In the case of office space, our research has shown that tenants prefer modern and sustainable buildings, and that the “right” office space is an increasingly valuable tool in the war for the best talent. Attracting this talent can also bring a powerful multiplier effect to a local economy, radiating outward.
To address the UK’s chronic housing crisis, a clear priority should be given to investment in high-quality, energy-efficient, affordable homes. These homes should be in accessible locations that do not require residents to rely on private vehicle access.
The traditional bricks and mortar high street remains challenged, as retail relies less on shelf space and more on a balance of e-commerce, efficient logistics and warehousing. Creating town centres that combine retail, housing, healthcare, community spaces and improved public realm can create a positive spiral and attract greater prosperity to a city or region.
Increased employment through mixed-use schemes or the provision of workspaces in the private sector, with discounted or zero rent for start-ups, would also support enhanced local economies which, ultimately will lead to longer-term, sustainable income from the asset base. As the economic outlook in these regions improves, a wider variety and volume of high-quality tenants will be attracted which in turn will drive rents, boost liquidity and stimulate institutional demand for investment property to deliver positive financial returns for investors too.
Viewing an investment as a living, breathing part of a city is critical for the success of place-based impact investing. Investors should collaborate with local councils, local government pension schemes, businesses, third-sector organisations and crucially, communities. Indeed, responding to identified local needs and priorities associated with a specific place is a critical requirement to enhance local economic resilience and prosperity. Regeneration and other real estate solutions must respond to the needs of local communities rather than force schemes upon them.

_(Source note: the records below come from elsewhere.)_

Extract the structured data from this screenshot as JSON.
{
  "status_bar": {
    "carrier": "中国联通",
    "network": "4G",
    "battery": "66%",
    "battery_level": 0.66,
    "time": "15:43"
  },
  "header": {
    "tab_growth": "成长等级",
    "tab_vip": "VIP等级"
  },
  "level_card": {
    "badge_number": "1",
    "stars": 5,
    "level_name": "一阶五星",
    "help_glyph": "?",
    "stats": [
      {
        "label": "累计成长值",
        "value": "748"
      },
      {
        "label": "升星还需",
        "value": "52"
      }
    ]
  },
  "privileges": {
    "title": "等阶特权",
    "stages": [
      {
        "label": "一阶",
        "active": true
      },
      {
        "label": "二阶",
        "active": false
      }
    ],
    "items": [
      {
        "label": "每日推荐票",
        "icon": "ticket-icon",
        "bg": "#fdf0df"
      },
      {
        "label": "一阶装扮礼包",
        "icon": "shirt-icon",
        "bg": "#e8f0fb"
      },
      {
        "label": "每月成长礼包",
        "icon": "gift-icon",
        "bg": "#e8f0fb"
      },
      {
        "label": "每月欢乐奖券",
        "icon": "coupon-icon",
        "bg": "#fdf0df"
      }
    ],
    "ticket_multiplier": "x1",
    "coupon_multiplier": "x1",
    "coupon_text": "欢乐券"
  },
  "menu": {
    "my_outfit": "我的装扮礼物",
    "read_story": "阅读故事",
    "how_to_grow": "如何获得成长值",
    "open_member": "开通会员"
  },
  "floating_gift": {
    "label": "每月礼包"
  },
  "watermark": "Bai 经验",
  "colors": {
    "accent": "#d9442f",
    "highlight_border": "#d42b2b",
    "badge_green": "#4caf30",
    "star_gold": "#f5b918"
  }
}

Place-Based Impact Investing sounds very worthy – but as institutional capital has historically focussed on data as a measurement of success, how does this translate to impact strategies?
It is critical for investment managers to be able to measure the contribution that has been created through their investments. For us, additionality is key – we want to deliver opportunities that would not have otherwise happened. We screen assets using a proprietary “impact scorecard” which sets ten geospatial data and property-led tests which seek to capture the level of impact created through investment.

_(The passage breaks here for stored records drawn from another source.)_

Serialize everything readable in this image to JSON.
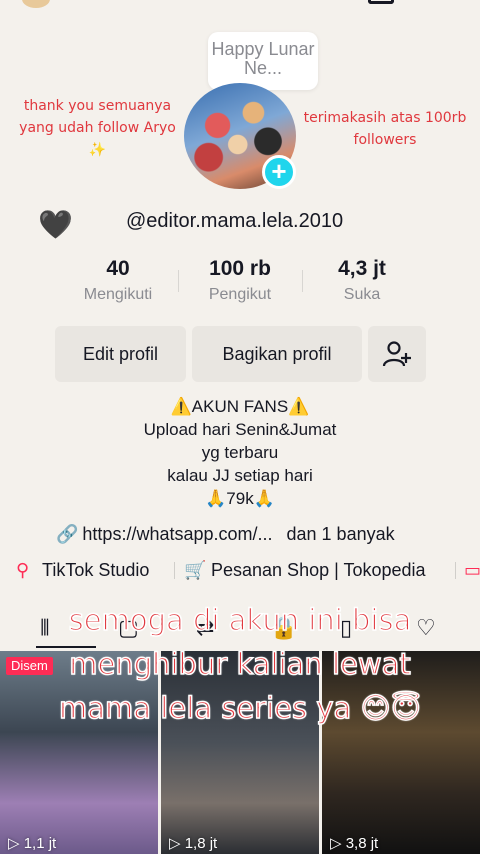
{
  "profile": {
    "story_bubble": "Happy Lunar Ne...",
    "username": "@editor.mama.lela.2010",
    "heart_icon": "🖤",
    "annotation_left": "thank you semuanya yang udah follow Aryo ✨",
    "annotation_right": "terimakasih atas 100rb followers"
  },
  "stats": [
    {
      "value": "40",
      "label": "Mengikuti"
    },
    {
      "value": "100 rb",
      "label": "Pengikut"
    },
    {
      "value": "4,3 jt",
      "label": "Suka"
    }
  ],
  "buttons": {
    "edit": "Edit profil",
    "share": "Bagikan profil",
    "add_friend_icon": "add-user-icon"
  },
  "bio": {
    "line1": "⚠️AKUN FANS⚠️",
    "line2": "Upload hari Senin&Jumat",
    "line3": "yg terbaru",
    "line4": "kalau JJ setiap hari",
    "line5": "🙏79k🙏"
  },
  "link": {
    "url": "https://whatsapp.com/...",
    "more": "dan 1 banyak"
  },
  "shortcuts": {
    "studio": "TikTok Studio",
    "shop": "Pesanan Shop | Tokopedia"
  },
  "overlay_caption": {
    "line1": "semoga di akun ini bisa",
    "line2": "menghibur kalian lewat",
    "line3": "mama lela series ya 😊😇"
  },
  "videos": [
    {
      "badge": "Disem",
      "views": "1,1 jt"
    },
    {
      "badge": "",
      "views": "1,8 jt"
    },
    {
      "badge": "",
      "views": "3,8 jt"
    }
  ],
  "colors": {
    "accent_pink": "#fe2c55",
    "annotation_red": "#e0383e",
    "plus_badge": "#20d5ec"
  }
}
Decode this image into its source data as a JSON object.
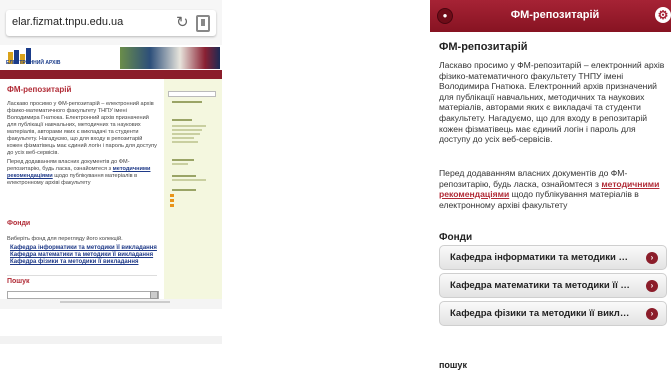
{
  "left": {
    "url": "elar.fizmat.tnpu.edu.ua",
    "logo_text": "ЕЛЕКТРОННИЙ АРХІВ",
    "page_title": "ФМ-репозитарій",
    "body": "Ласкаво просимо у ФМ-репозитарій – електронний архів фізико-математичного факультету ТНПУ імені Володимира Гнатюка. Електронний архів призначений для публікації навчальних, методичних та наукових матеріалів, авторами яких є викладачі та студенти факультету. Нагадуємо, що для входу в репозитарій кожен фізматівець має єдиний логін і пароль для доступу до усіх веб-сервісів.",
    "body2_before": "Перед додаванням власних документів до ФМ-репозитарію, будь ласка, ознайомтеся з ",
    "body2_link": "методичними рекомендаціями",
    "body2_after": " щодо публікування матеріалів в електронному архіві факультету",
    "fonds_title": "Фонди",
    "fonds_intro": "Виберіть фонд для перегляду його колекцій.",
    "fonds": [
      "Кафедра інформатики та методики її викладання",
      "Кафедра математики та методики її викладання",
      "Кафедра фізики та методики її викладання"
    ],
    "search_title": "Пошук"
  },
  "right": {
    "header_title": "ФМ-репозитарій",
    "heading": "ФМ-репозитарій",
    "para1": "Ласкаво просимо у ФМ-репозитарій – електронний архів фізико-математичного факультету ТНПУ імені Володимира Гнатюка. Електронний архів призначений для публікації навчальних, методичних та наукових матеріалів, авторами яких є викладачі та студенти факультету. Нагадуємо, що для входу в репозитарій кожен фізматівець має єдиний логін і пароль для доступу до усіх веб-сервісів.",
    "para2_before": "Перед додаванням власних документів до ФМ-репозитарію, будь ласка, ознайомтеся з ",
    "para2_link": "методичними рекомендаціями",
    "para2_after": " щодо публікування матеріалів в електронному архіві факультету",
    "fonds_title": "Фонди",
    "fonds": [
      "Кафедра інформатики та методики її викладання",
      "Кафедра математики та методики її викладання",
      "Кафедра фізики та методики її викладання"
    ],
    "search_title": "пошук"
  },
  "colors": {
    "brand_red": "#8b1d2a",
    "title_red": "#b12b36",
    "link_blue": "#1f3a88",
    "sidebar_green": "#f4f7df"
  }
}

Each asset will have clearly defined targets to be achieved throughout its asset management strategy. It might be square meterage of affordable workplaces or community spaces, number of apprenticeships supported, number of families accommodated in affordable housing or long-term NHS beds freed up. These metrics will vary depending on the property type but progress against specific metrics will be assessed and reported an annual basis by an external specialist consultant.

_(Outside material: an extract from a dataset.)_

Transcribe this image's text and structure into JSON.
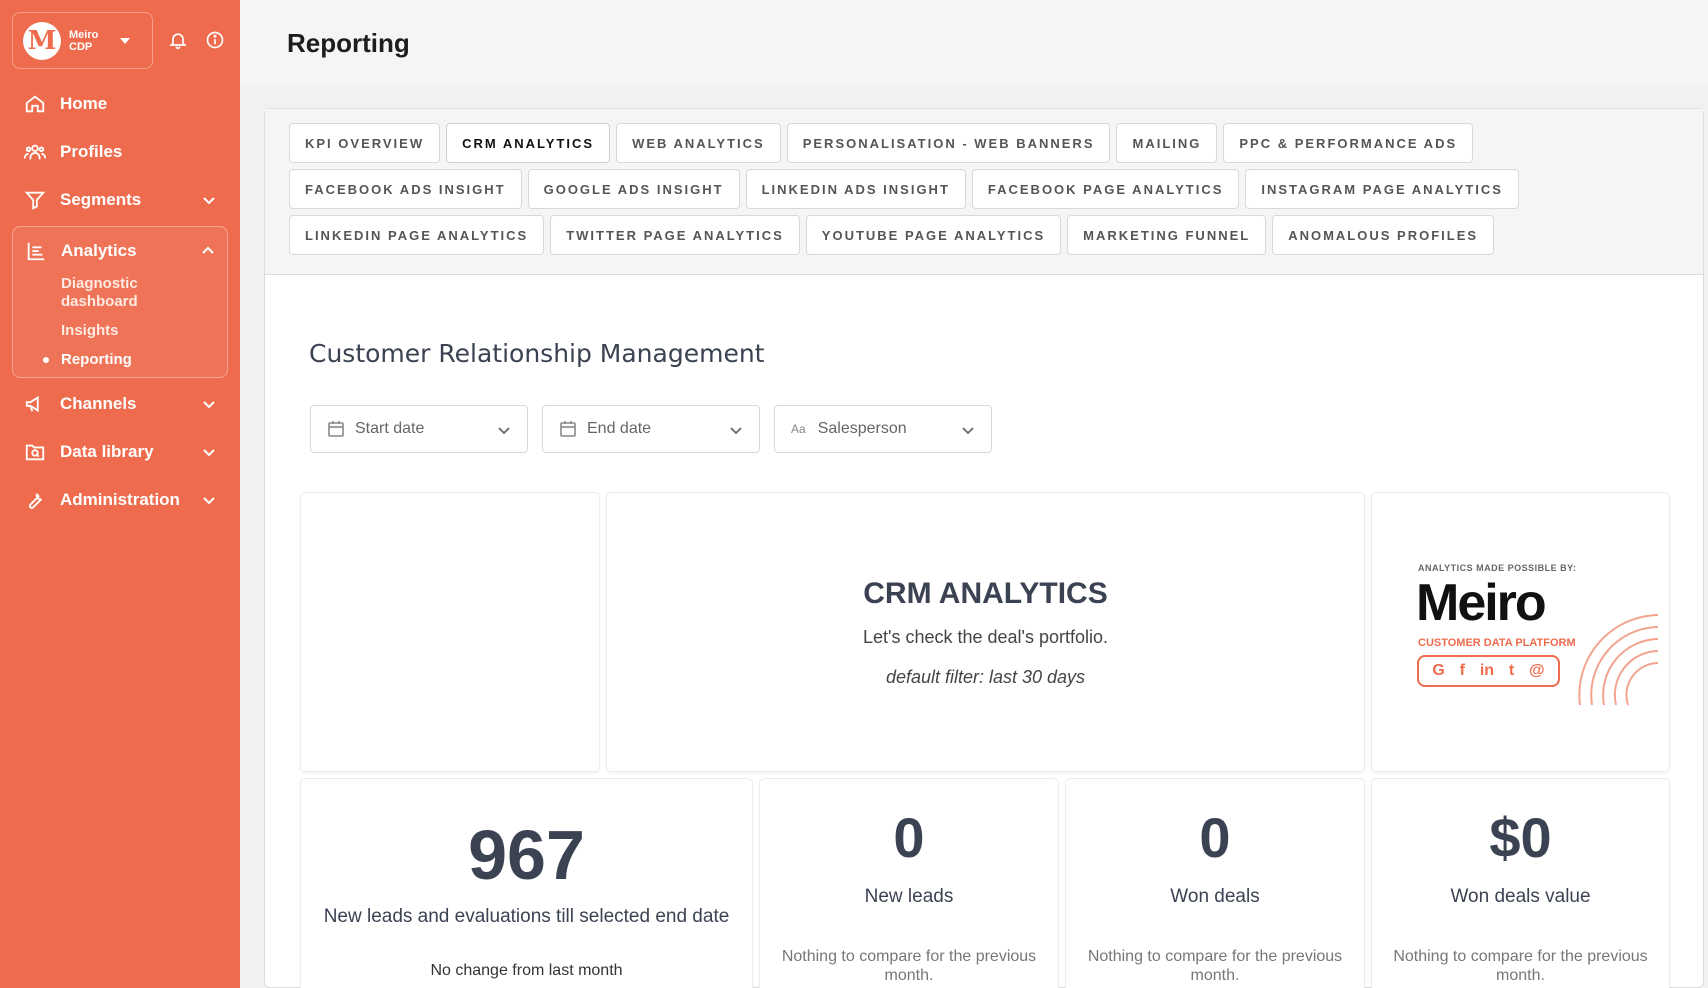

Through the key factors of ‘intent, contribution and measurement’, the positive social and environmental impact delivered has the greatest breadth and longevity. Collaboration in the public and private sectors combined with close engagement with communities and local charities should support the mobilisation of institutional capital into place-based impact investing. Ultimately this should drive positive social and sustainability outcomes for individuals and families and all other stakeholders in the UK’s most deprived areas.